* **Activity**
Tally the lines in the following entries that include the word "Figure"; state only the total.

[Entries from a dataset of interfaces]
* * * * * * *

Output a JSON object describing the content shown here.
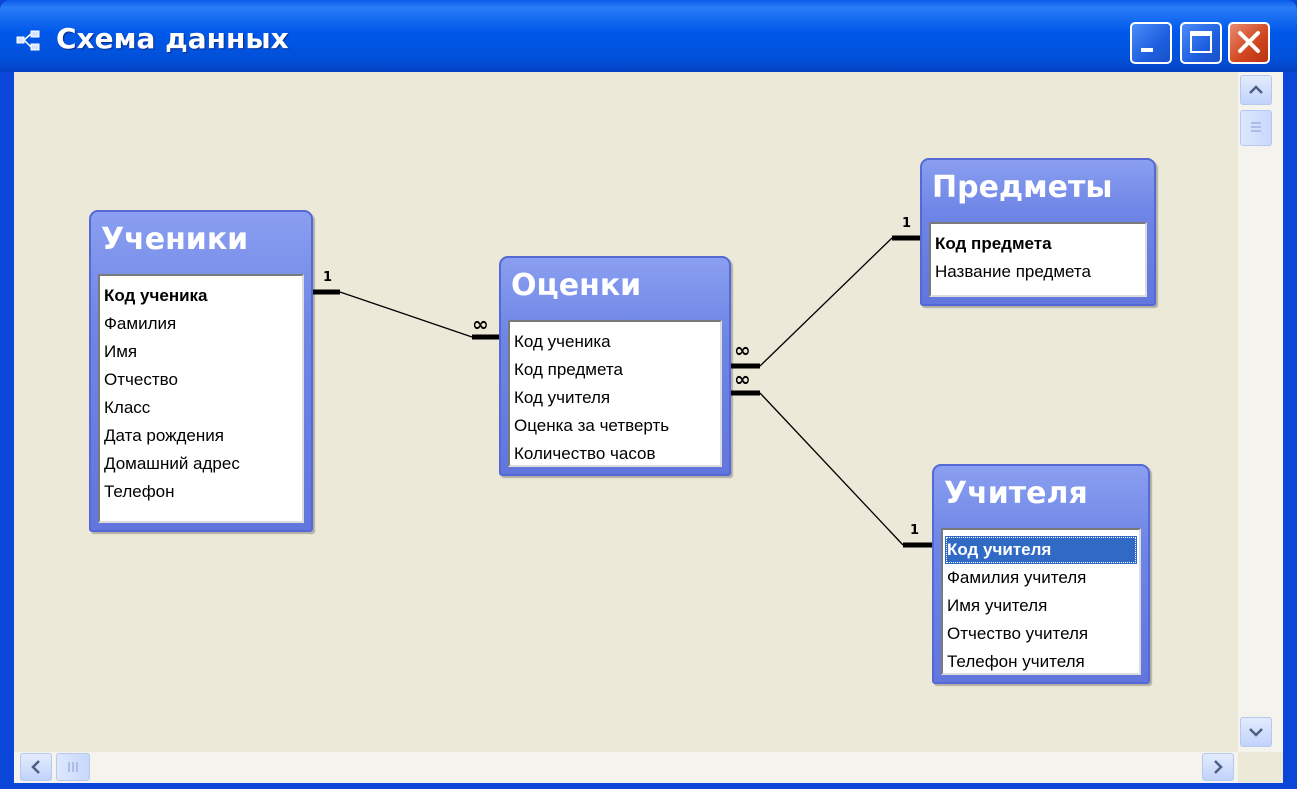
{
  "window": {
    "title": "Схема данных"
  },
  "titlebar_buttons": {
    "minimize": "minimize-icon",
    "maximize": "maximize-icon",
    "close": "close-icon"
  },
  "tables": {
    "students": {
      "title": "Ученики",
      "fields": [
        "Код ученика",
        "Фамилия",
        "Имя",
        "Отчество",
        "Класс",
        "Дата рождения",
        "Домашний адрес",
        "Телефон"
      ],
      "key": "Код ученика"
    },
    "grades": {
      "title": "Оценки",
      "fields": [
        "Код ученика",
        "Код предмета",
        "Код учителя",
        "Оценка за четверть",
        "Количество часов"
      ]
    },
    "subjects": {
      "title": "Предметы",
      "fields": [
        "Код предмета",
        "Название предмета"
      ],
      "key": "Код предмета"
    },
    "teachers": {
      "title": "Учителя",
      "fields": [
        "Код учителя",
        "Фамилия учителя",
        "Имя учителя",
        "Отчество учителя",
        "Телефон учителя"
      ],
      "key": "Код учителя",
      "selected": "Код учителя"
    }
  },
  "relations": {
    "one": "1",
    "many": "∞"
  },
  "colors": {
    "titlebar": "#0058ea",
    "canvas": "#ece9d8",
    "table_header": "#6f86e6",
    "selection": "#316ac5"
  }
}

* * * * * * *

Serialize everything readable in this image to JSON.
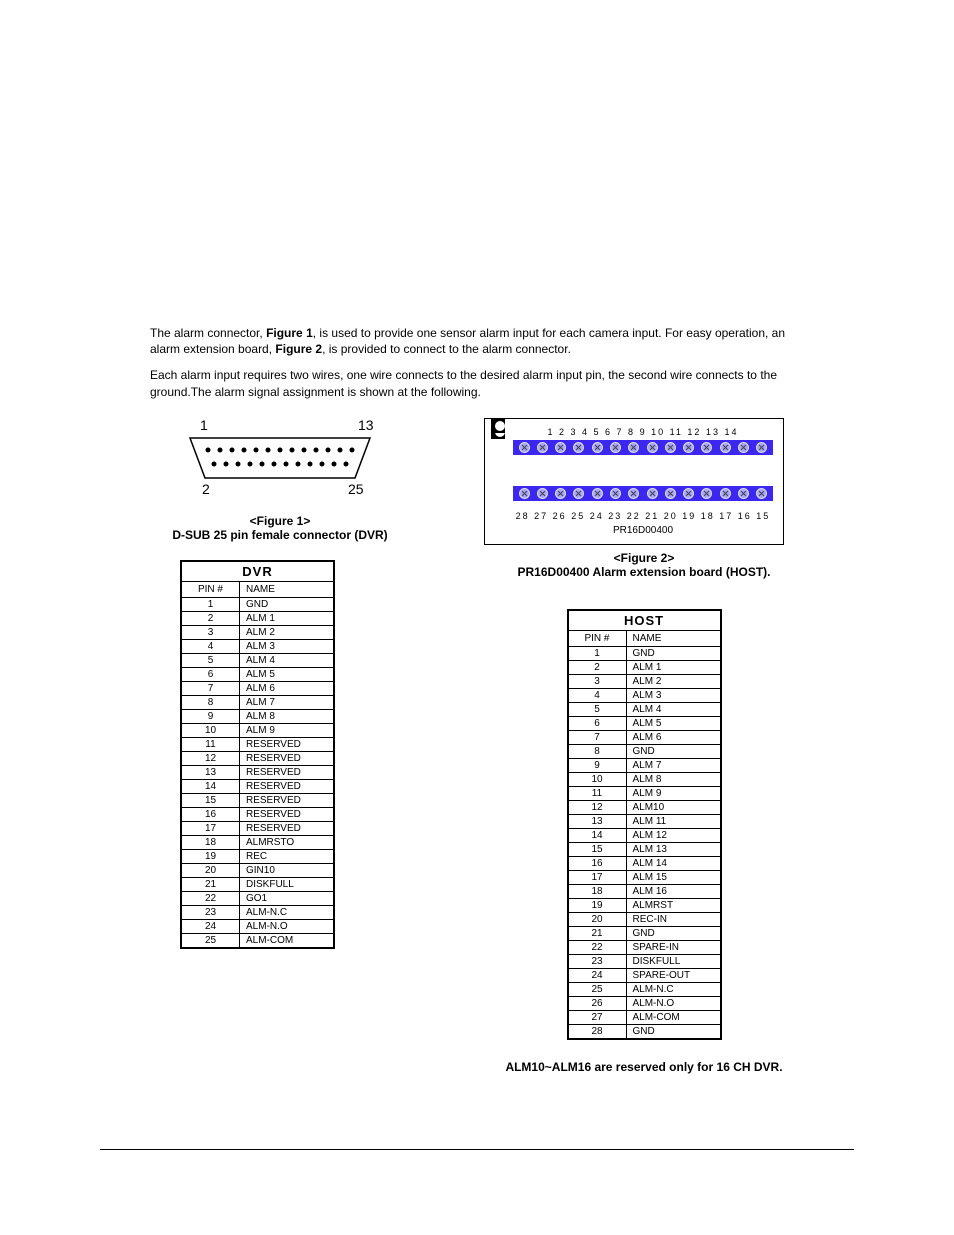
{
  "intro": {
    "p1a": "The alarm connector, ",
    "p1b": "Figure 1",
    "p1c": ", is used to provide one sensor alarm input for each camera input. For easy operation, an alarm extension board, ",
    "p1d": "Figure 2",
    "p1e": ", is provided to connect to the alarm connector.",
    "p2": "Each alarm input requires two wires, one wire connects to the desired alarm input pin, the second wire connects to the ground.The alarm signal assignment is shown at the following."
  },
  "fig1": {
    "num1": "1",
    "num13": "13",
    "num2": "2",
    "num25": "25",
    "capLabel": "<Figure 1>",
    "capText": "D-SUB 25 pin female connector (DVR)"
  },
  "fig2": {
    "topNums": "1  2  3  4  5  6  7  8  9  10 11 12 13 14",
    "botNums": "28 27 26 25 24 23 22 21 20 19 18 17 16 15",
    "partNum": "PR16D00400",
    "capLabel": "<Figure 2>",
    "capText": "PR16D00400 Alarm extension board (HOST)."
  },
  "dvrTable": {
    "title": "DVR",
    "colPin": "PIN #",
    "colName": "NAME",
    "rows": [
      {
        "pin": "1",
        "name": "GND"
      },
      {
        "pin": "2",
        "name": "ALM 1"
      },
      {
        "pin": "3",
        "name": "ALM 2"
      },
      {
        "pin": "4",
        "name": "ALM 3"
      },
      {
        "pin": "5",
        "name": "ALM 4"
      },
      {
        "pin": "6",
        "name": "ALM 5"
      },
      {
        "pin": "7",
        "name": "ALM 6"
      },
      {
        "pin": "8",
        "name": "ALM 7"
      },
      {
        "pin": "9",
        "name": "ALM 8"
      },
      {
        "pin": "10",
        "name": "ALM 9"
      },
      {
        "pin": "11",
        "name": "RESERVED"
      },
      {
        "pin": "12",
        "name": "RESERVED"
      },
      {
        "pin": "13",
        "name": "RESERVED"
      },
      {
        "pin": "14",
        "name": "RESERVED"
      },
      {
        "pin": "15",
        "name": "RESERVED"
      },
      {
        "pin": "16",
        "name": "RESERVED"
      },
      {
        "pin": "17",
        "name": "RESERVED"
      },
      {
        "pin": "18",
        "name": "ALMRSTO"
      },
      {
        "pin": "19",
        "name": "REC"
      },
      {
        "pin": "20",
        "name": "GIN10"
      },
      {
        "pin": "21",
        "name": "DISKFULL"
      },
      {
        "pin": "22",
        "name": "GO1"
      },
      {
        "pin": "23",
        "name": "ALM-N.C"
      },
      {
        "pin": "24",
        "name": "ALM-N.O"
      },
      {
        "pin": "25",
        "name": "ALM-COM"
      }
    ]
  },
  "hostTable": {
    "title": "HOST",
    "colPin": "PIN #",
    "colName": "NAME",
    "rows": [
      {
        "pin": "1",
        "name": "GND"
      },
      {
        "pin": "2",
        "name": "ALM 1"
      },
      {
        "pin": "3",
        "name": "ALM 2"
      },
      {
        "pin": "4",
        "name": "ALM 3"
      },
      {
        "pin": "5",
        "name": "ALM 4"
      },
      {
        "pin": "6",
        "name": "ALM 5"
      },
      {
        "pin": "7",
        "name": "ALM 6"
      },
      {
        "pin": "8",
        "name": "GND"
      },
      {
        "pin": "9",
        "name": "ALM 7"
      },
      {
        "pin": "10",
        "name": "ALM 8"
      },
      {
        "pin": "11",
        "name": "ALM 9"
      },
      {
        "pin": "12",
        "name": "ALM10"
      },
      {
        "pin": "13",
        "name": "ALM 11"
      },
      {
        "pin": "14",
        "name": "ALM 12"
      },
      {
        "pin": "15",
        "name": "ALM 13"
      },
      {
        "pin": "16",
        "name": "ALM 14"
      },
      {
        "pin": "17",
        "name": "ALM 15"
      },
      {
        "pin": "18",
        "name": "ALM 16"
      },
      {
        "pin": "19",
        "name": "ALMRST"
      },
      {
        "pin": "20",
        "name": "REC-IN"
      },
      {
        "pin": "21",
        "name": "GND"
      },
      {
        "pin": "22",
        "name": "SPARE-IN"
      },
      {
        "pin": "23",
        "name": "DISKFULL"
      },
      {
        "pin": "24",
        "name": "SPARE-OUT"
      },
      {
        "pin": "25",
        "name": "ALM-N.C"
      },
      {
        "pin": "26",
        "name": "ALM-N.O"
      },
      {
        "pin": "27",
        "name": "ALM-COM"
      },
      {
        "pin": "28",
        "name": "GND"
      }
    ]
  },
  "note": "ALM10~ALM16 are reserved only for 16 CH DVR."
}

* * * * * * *

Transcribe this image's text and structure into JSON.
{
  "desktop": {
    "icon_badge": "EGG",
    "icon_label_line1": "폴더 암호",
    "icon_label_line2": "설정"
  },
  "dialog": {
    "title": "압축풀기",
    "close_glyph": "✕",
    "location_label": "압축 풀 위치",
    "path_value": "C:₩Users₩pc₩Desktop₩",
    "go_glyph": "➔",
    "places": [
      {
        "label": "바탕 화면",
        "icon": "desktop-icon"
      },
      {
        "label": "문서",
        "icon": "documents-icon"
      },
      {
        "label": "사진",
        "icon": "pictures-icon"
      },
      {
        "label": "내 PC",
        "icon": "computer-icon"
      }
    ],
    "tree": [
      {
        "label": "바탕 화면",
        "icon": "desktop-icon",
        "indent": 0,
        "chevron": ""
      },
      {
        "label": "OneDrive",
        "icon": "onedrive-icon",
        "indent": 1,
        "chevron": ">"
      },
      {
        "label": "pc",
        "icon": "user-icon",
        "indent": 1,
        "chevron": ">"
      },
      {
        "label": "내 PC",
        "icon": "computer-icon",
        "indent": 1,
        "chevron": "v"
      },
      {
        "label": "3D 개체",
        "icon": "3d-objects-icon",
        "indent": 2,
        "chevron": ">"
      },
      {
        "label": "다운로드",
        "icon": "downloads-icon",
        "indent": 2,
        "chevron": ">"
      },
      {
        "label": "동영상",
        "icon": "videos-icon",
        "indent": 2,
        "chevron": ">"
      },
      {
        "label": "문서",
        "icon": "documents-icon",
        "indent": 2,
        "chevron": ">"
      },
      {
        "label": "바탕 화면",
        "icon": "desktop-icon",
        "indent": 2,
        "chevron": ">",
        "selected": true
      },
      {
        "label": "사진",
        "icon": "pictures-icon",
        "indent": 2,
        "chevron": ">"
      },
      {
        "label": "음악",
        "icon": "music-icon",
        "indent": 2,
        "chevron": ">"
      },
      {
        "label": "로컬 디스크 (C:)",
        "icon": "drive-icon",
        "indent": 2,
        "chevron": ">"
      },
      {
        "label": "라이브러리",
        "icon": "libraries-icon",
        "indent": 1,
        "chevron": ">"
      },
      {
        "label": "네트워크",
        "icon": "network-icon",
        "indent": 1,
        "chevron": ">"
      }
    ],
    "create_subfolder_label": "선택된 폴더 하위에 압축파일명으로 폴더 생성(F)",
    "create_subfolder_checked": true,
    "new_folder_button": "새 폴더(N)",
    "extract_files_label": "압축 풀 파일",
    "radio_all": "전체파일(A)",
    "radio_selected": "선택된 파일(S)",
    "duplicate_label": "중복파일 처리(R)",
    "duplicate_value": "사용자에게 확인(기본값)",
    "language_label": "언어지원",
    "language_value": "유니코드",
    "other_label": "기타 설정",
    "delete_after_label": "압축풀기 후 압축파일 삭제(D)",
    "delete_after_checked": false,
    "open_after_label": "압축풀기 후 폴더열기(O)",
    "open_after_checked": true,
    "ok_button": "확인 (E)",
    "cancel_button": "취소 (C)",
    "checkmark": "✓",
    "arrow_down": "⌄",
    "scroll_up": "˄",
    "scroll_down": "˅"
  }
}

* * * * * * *

* **Result for this exercise**
4